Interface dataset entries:
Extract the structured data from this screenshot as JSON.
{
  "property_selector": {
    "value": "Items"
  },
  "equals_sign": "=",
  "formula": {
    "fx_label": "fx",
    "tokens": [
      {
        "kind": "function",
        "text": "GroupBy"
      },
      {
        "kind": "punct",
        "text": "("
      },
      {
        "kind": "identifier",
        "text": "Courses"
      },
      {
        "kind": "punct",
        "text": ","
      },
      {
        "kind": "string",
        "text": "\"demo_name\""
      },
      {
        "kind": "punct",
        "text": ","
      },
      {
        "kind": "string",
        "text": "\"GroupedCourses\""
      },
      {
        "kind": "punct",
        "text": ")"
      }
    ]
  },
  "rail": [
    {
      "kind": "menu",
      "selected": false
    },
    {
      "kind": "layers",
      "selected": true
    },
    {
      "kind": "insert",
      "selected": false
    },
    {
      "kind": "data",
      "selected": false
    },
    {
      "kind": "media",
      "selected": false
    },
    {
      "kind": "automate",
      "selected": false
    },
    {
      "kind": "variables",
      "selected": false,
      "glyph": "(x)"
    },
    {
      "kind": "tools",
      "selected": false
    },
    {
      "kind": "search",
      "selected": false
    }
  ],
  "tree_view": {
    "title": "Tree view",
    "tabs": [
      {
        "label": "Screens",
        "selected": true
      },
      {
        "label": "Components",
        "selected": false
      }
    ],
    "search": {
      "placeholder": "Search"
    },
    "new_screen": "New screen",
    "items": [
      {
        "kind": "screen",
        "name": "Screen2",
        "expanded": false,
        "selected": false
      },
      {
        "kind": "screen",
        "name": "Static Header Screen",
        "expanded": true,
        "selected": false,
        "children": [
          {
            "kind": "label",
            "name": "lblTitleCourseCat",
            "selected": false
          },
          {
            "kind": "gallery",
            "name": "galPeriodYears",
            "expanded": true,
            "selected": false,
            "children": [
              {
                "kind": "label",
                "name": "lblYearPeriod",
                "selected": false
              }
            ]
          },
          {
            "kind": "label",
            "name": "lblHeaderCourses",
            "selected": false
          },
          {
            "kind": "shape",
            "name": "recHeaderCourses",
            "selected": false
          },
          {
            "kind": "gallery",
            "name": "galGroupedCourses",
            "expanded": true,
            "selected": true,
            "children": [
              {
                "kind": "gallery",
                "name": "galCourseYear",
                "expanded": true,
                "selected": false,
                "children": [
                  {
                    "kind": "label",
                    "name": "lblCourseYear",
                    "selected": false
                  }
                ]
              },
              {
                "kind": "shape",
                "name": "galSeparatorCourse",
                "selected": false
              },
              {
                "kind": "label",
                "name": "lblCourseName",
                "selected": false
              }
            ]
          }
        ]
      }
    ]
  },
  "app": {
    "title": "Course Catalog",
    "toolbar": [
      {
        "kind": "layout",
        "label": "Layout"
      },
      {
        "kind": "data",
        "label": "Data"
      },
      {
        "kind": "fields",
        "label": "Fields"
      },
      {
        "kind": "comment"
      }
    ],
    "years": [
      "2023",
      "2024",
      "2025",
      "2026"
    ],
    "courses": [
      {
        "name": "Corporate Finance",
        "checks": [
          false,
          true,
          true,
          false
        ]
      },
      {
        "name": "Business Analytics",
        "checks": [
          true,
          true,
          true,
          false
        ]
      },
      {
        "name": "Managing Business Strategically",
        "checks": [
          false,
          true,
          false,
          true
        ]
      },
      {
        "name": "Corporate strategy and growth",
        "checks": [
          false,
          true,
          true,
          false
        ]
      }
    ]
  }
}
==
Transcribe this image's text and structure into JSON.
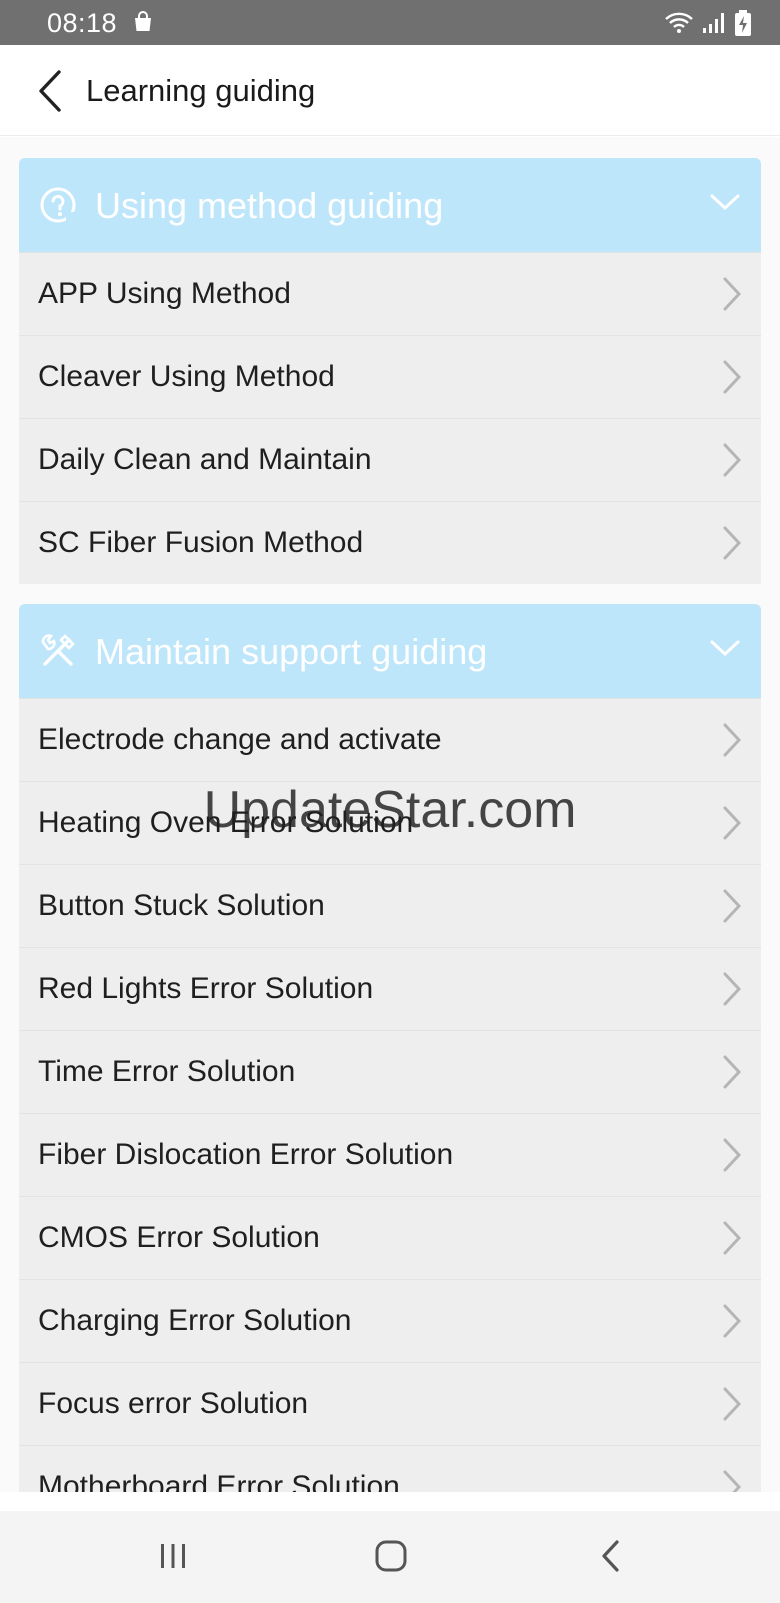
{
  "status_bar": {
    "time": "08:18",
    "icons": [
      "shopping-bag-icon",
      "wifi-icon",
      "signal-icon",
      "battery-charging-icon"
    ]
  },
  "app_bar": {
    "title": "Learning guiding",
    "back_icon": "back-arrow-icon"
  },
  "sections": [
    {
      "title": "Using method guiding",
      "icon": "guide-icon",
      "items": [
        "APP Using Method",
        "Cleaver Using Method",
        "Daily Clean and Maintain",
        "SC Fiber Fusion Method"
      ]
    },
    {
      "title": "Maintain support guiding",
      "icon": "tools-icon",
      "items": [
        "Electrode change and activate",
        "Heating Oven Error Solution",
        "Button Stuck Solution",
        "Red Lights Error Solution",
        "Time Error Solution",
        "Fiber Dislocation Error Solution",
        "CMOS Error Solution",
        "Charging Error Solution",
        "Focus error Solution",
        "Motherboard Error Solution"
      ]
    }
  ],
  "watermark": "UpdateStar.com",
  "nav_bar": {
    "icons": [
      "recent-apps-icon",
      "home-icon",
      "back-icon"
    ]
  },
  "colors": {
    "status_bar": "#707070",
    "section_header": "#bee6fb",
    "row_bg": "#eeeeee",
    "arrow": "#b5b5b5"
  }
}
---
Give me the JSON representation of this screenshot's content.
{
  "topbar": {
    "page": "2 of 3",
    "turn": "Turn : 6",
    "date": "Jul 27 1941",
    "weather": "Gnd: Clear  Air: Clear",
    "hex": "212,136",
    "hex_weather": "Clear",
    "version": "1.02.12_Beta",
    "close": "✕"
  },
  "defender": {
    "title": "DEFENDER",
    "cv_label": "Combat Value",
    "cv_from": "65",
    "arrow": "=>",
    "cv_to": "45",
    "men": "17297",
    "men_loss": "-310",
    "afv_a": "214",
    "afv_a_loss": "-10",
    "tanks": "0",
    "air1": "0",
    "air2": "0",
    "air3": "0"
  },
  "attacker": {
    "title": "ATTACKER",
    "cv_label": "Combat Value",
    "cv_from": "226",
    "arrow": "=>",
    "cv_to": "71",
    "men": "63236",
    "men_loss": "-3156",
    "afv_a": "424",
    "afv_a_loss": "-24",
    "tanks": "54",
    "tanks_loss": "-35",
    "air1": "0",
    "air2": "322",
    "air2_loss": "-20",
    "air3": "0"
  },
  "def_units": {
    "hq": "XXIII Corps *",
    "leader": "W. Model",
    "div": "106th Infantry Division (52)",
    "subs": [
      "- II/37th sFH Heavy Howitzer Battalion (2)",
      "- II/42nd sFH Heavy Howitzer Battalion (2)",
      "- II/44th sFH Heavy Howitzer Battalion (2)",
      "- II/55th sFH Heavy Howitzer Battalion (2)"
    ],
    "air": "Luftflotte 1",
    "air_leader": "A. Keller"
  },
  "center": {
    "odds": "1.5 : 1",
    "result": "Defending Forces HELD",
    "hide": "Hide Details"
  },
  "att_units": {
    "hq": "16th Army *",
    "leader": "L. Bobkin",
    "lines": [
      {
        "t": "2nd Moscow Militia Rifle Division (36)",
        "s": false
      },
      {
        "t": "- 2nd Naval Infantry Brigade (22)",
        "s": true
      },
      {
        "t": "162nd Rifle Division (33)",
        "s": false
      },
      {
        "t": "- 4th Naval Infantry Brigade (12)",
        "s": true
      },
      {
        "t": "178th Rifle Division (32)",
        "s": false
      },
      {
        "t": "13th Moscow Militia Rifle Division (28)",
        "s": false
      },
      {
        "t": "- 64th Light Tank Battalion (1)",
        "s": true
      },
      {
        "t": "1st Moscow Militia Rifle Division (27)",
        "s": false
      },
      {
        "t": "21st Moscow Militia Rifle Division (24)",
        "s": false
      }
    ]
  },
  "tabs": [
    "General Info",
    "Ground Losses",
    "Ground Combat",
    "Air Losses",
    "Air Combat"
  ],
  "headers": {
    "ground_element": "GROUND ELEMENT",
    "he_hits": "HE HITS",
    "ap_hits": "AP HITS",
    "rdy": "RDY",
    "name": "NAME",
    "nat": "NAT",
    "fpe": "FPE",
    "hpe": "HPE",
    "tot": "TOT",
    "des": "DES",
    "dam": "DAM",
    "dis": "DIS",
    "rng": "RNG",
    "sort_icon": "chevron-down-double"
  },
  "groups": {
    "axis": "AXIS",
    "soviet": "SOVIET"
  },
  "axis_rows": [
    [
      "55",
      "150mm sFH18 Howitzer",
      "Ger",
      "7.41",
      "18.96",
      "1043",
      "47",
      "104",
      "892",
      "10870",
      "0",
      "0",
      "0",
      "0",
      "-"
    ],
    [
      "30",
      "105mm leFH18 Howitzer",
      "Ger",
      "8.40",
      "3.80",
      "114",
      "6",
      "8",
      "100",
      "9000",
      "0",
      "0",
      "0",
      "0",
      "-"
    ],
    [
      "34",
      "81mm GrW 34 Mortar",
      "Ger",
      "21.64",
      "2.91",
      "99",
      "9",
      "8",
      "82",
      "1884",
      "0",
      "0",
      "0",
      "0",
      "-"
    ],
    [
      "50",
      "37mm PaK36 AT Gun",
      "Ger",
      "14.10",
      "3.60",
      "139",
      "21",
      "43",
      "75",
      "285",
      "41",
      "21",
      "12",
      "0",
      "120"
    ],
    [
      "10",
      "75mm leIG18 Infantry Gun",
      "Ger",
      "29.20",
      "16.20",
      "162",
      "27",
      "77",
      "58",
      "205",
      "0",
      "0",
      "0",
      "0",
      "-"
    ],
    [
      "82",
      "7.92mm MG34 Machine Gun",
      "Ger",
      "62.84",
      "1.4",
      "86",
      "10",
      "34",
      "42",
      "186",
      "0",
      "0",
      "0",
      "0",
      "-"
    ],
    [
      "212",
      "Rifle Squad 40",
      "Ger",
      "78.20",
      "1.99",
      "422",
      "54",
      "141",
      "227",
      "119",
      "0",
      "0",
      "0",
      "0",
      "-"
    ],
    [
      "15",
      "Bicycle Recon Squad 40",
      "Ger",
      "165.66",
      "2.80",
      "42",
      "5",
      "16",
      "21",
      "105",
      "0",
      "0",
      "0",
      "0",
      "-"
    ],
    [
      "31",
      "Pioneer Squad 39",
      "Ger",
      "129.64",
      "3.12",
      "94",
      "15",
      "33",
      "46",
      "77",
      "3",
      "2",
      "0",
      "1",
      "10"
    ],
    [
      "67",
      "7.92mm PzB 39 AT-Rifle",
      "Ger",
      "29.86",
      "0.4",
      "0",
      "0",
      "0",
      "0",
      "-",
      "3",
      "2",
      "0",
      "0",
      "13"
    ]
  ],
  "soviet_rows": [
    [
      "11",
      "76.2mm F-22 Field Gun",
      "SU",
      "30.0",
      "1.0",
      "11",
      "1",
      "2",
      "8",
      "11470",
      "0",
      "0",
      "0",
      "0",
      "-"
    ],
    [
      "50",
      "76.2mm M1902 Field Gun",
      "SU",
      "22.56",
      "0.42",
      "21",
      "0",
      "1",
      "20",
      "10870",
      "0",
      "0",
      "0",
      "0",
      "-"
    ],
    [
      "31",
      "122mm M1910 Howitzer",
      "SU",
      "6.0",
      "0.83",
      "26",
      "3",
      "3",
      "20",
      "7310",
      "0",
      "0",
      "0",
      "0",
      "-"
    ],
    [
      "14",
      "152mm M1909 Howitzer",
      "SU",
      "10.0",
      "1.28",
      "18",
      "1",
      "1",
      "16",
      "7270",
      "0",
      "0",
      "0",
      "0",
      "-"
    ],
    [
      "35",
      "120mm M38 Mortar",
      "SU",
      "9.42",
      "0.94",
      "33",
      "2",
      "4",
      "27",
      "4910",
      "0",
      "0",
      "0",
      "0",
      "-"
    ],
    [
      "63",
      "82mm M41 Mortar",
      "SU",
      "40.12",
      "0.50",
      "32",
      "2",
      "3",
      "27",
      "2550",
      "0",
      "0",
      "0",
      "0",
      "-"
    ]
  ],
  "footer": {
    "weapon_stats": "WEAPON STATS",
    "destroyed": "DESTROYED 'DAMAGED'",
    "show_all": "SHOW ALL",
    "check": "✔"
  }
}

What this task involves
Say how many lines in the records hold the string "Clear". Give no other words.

Result of this task
2